But HUL’s campaign hasn’t gone down well with some experts and consumer forums. “Washing hands with soap and water definitely reduces the chances of getting the flu, but promoting one brand as the solution is not fair,” said Dharam Prakash, secretary general, Indian Medical Association, which used to endorse Lifebuoy once. “These are all promotional strategies. Yes, we used to endorse Lifebuoy almost a decade ago, but not now,” he said.
Launched in 1894, Lifebuoy has been plugged in advertisements over the years as a product that stands for good health and hygiene. The website www.lifebuoy.com has a section devoted to swine flu.
“Playing on fear and psychology of consumers is an old trick used by marketeers to sell their product in time of crisis or emergency situation, and I think it is very unethical to do so,” said N. Bhaskara Rao, chairman, Centre for Media Studies, a New Delhi-based multidisciplinary research organization. “I strongly believe that until and unless a company has the Indian Medical Association or a related industry body to support the claim based on research, it should not be an advertisement.”
According to HUL, the campaign reinforces the “core proposition” of Lifebuoy as a shield against germs. “Lifebuoy has been successfully tested in an internationally recognized lab on effectiveness in protecting against influenza type A H1N1 (swine flu) virus and that is the basis of the claim made by us,” a spokesperson for HUL said. The spokesperson declined to disclose how much money HUL had spent on the campaign, saying the company doesn’t report advertising spending on individual brands.
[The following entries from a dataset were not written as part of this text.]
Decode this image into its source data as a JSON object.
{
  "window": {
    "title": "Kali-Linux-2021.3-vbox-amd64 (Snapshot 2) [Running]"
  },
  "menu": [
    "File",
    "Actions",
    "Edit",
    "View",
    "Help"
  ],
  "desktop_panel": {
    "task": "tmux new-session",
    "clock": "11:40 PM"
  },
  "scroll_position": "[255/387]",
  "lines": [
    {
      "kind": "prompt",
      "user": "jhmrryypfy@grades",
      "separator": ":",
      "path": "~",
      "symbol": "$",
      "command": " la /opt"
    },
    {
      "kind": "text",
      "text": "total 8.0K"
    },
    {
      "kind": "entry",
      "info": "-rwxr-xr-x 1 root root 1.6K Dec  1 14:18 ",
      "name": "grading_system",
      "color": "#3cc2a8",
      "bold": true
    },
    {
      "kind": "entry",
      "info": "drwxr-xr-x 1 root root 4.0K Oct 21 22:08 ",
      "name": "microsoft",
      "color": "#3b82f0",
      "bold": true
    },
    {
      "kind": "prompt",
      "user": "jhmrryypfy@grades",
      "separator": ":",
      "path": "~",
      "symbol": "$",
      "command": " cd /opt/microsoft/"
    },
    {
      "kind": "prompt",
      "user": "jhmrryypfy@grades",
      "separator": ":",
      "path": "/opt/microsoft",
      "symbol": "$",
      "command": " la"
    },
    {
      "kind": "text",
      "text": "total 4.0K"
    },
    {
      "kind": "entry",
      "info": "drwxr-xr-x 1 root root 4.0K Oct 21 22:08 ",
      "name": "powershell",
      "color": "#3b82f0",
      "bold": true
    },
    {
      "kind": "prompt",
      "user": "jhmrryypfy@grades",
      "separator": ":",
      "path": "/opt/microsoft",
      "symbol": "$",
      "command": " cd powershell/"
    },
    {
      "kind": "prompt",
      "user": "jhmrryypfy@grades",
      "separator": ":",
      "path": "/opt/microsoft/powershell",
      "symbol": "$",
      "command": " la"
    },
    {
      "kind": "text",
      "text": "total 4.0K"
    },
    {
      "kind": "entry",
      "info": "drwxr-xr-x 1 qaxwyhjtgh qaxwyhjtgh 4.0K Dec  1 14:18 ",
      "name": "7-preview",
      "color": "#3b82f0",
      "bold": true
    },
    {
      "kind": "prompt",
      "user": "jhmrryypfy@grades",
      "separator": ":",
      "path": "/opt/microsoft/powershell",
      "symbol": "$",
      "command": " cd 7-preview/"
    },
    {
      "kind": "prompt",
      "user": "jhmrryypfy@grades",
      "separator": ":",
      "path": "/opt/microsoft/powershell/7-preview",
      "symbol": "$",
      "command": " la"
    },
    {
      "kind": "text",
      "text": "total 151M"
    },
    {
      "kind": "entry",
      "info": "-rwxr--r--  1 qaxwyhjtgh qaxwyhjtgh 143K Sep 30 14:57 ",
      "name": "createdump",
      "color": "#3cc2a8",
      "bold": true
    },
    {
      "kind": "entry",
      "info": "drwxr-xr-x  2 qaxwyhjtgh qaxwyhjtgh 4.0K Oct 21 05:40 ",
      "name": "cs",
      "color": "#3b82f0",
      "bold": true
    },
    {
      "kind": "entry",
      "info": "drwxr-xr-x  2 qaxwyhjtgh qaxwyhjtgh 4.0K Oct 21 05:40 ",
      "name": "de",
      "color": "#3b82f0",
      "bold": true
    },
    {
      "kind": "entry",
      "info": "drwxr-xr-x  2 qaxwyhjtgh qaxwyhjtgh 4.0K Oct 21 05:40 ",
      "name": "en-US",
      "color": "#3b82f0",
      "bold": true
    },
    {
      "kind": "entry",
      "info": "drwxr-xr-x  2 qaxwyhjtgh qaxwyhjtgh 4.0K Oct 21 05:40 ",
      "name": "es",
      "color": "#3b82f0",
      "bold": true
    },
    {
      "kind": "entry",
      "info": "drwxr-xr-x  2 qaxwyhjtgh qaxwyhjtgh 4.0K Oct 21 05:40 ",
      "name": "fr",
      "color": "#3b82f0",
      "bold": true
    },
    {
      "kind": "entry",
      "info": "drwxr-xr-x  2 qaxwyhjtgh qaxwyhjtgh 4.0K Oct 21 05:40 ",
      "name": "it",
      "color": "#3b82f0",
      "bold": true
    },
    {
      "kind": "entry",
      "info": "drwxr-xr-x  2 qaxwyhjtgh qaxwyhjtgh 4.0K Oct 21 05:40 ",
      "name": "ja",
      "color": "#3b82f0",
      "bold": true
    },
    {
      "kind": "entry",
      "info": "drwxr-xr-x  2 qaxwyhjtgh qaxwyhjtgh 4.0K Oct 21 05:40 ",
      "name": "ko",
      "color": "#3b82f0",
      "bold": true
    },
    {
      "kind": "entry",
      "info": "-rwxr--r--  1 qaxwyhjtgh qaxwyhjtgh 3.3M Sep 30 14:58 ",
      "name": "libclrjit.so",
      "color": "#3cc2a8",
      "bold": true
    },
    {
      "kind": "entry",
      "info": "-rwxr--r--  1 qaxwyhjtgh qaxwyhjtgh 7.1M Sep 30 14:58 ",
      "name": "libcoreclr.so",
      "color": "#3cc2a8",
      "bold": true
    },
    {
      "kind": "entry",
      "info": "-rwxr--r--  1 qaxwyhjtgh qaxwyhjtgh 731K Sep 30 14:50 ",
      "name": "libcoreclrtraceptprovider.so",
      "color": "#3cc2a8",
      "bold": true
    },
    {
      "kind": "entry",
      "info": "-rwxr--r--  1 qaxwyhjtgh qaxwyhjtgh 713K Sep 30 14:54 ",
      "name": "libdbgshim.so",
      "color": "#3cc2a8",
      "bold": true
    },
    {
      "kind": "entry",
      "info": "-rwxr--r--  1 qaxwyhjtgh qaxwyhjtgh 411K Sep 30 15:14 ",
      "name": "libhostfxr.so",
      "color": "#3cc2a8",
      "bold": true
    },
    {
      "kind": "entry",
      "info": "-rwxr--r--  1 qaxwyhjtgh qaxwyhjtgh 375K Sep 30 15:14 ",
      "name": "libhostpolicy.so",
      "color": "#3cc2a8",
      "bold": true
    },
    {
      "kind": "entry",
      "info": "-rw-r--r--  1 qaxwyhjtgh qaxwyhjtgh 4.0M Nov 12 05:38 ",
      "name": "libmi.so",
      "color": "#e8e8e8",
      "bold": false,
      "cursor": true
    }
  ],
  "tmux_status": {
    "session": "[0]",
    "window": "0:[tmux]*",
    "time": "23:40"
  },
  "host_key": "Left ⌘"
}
Nitin Paranjpe, HUL’s chief executive officer and managing director, spoke at the India Economic Summit on Tuesday about the “keep your hands clean” campaign. Paranjpe said the campaign was part of the company’s concept of “doing well while doing good”. “So we want to do good to society, but we want to do in a manner that will also be good for our business,” he said.
Future Brands managing director and chief executive Santosh Desai says swine flu has immediate currency, so it’s understandable—and effective— when brands communicate the message that consumers should wash their hands to guard against the virus.
“But when brands exaggerate a claim by representing the brand as the only solution to the problem, which in this case is swine flu, then the ad becomes dodgy and consumers need to be protected from such messages,” he said.
To be sure, HUL has its supporters, including the Advertising Standards Council of India, which is for encouraging any ad spreading health awareness.